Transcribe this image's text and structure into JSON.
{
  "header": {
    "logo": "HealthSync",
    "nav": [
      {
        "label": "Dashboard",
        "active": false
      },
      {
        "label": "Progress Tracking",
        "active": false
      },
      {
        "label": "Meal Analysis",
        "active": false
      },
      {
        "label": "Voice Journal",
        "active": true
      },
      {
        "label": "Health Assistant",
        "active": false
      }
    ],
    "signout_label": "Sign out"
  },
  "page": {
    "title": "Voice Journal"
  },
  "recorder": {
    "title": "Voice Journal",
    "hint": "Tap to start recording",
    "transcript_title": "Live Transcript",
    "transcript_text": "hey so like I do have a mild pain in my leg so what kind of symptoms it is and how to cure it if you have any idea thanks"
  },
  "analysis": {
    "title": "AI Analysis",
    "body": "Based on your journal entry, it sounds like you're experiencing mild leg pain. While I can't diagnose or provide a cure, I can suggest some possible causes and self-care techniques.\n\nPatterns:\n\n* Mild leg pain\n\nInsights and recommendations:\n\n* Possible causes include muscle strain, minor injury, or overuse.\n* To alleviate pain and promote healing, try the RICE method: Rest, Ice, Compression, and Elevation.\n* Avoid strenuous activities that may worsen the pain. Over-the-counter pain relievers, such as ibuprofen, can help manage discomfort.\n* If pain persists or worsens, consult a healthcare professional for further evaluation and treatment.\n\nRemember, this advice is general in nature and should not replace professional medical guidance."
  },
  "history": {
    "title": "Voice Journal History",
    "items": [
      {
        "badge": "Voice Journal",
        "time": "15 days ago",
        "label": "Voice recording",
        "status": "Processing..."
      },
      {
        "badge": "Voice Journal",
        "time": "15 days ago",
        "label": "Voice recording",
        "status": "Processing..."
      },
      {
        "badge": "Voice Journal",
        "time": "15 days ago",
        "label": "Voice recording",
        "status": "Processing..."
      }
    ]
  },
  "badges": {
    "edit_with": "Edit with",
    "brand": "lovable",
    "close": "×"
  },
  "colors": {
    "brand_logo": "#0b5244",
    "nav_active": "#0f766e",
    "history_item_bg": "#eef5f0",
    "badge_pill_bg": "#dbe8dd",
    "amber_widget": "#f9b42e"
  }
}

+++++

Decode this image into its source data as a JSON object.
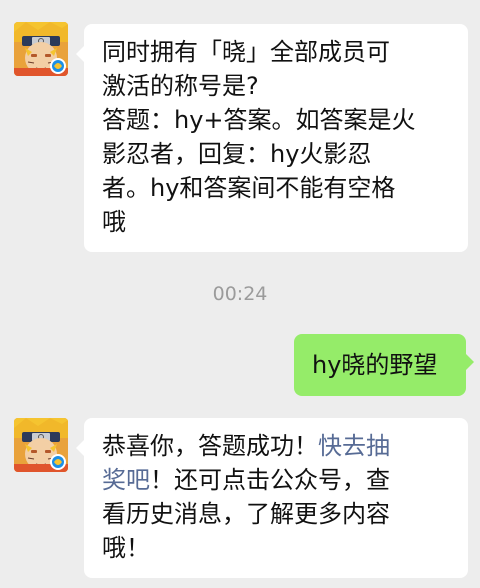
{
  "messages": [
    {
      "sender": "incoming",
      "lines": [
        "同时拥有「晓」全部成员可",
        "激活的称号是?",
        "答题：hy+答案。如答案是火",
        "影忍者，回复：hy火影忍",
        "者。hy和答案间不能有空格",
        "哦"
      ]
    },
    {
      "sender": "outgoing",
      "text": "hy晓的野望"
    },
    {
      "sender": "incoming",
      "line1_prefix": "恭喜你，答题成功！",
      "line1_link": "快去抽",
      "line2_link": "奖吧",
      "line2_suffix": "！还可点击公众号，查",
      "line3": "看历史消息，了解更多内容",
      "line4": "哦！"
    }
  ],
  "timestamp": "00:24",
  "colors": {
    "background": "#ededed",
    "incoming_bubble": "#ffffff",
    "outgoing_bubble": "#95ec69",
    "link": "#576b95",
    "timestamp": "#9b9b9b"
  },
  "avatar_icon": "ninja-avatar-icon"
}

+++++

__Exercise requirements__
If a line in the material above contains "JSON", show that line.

__Response area__
Transcribe this image's text and structure into JSON.
Decode this image into its source data as a JSON object.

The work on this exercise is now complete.